The constructor for elements of a generic W-type ${\displaystyle {\mathsf {W}}_{(a:A)}B(a)}$ has type

${\displaystyle {\mathsf {sup}}:\prod _{(a:A)}{\Big (}B(a)\to {\mathsf {W}}_{(x:A)}B(x){\Big )}\to {\mathsf {W}}_{(x:A)}B(x).}$

We can also write this rule in the style of a natural deduction proof,

${\displaystyle {\frac {a:A\qquad f:B(a)\to {\mathsf {W}}_{a:A}B(a)}{{\mathsf {sup}}(a,f):{\mathsf {W}}_{a:A}B(a)}}.}$

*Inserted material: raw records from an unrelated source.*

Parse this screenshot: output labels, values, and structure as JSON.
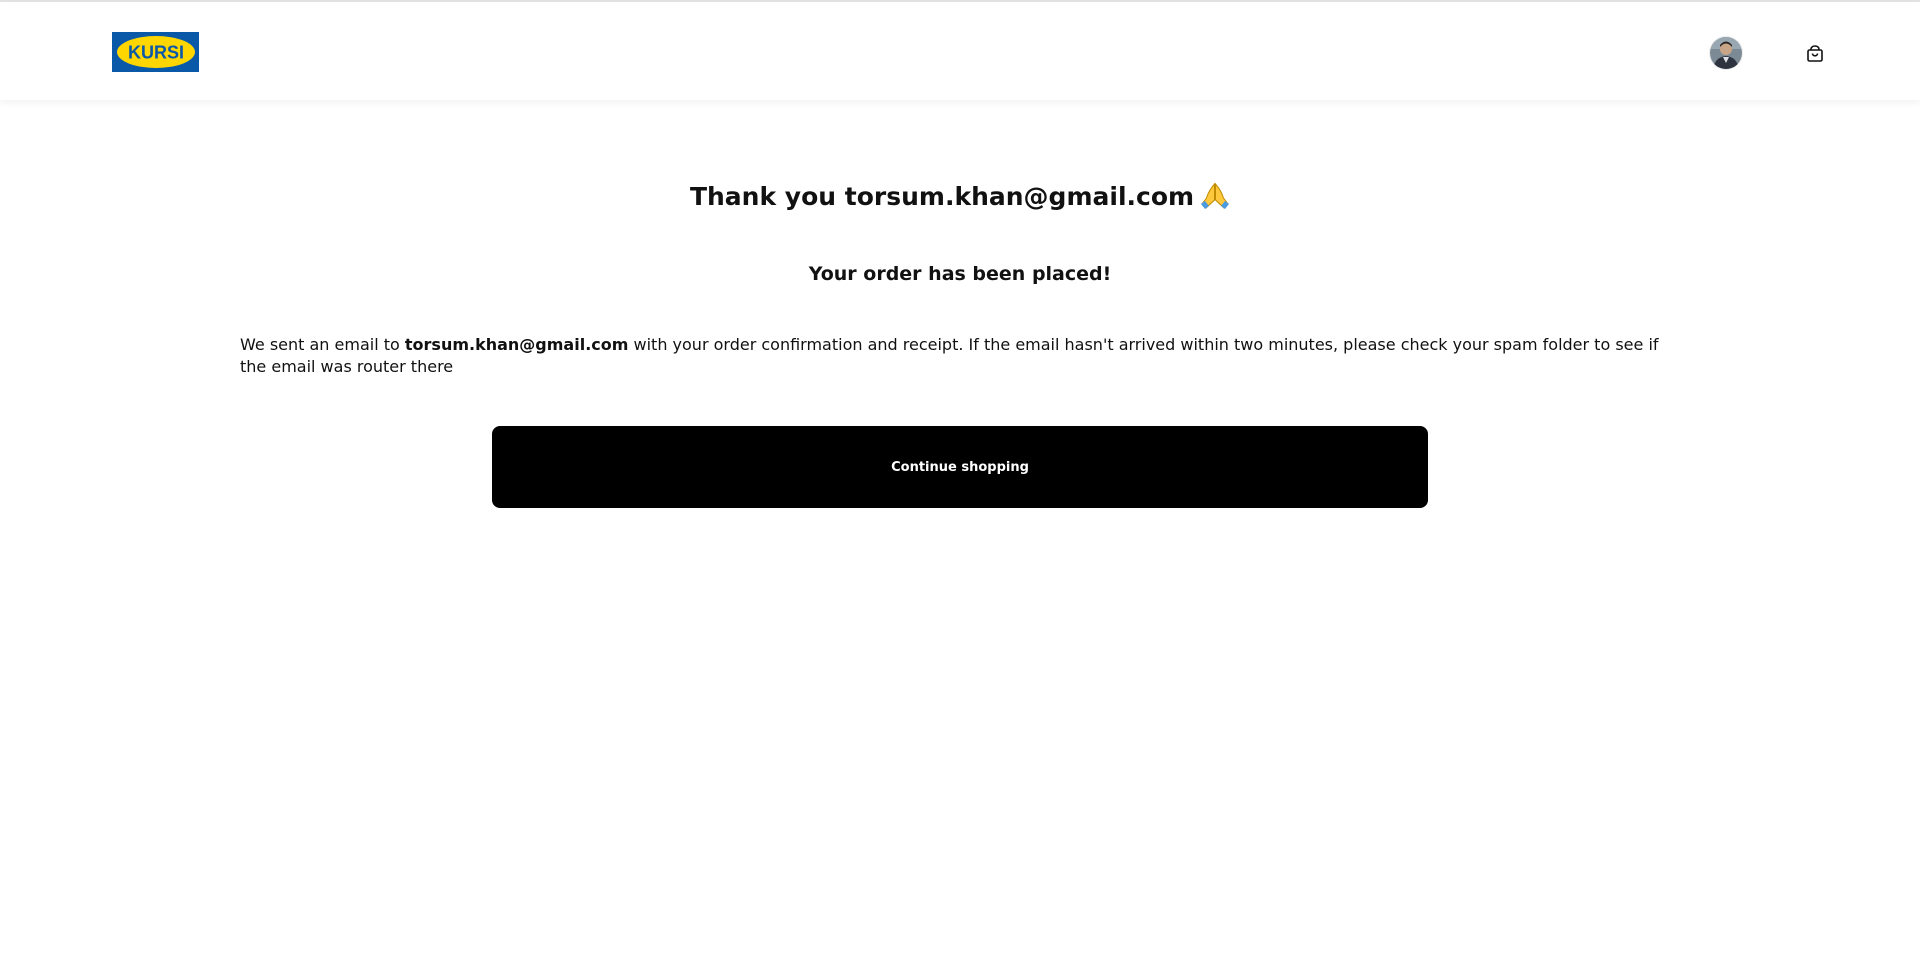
{
  "header": {
    "logo_text": "KURSI",
    "avatar_icon": "user-avatar",
    "cart_icon": "shopping-bag-icon"
  },
  "confirmation": {
    "title_prefix": "Thank you",
    "title_email": "torsum.khan@gmail.com",
    "title_icon": "folded-hands-emoji",
    "subtitle": "Your order has been placed!",
    "message_before": "We sent an email to",
    "message_email": "torsum.khan@gmail.com",
    "message_after": "with your order confirmation and receipt. If the email hasn't arrived within two minutes, please check your spam folder to see if the email was router there",
    "button_label": "Continue shopping"
  },
  "colors": {
    "brand_blue": "#0a58a8",
    "brand_yellow": "#ffd600",
    "button_bg": "#000000",
    "button_text": "#ffffff"
  }
}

The elimination rule for W-types works similarly to structural induction on trees. If, whenever a property (under the propositions-as-types interpretation) C : AU holds for all subtrees of a given tree it also holds for that tree, then it holds for all trees.

${\displaystyle {\frac {w:{\mathsf {W}}_{a:A}B(a)\qquad a:A,\;f:B(a)\to {\mathsf {W}}_{a:A}B(a),\;c:\prod _{b:B(a)}C(f(b))\;\vdash \;h(a,f,c):C({\mathsf {sup}}(a,f))}{{\mathsf {elim}}(w,h):C(w)}}}$

In extensional type theories, W-types (resp. M-types) can be defined up to isomorphism as initial algebras (resp. final coalgebras) for polynomial functors. In this case, the property of initiality (res. finality) corresponds directly to the appropriate induction principle.[3] In intensional type theories with the univalence axiom, this correspondence holds up to homotopy (propositional equality).[4][5][6]

M-types are dual to W-types, they represent coinductive (potentially infinite) data such as streams.[7] M-types can be derived from W-types.[8]

### Mutually inductive definitions

This technique allows some definitions of multiple types that depend on each other. For example, defining two parity predicates on natural numbers using two mutually inductive types in Coq:

Inductive even : nat -> Prop :=
| zero_is_even : even O
| S_of_odd_is_even : (forall n:nat, odd n -> even (S n))
with odd : nat -> Prop :=
| S_of_even_is_odd : (forall n:nat, even n -> odd (S n)).


### Induction-recursion

Induction-recursion started as a study into the limits of ITT. Once found, the limits were turned into rules that allowed defining new inductive types. These types could depend upon a function and the function on the type, as long as both were defined simultaneously.

Universe types can be defined using induction-recursion.

### Induction-induction

Induction-induction allows definition of a type and a family of types at the same time. So, a type A and a family of types ${\displaystyle B:A\to Type}$.

### Higher inductive types

This is a current research area in Homotopy Type Theory (HoTT). HoTT differs from ITT by its identity type (equality). Higher inductive types not only define a new type with constants and functions that create the type, but also new instances of the identity type that relate them.

A simple example is the circle type, which is defined with two constructors, a basepoint;

base : circle

and a loop;

loop : base = base.

The existence of a new constructor for the identity type makes circle a higher inductive type.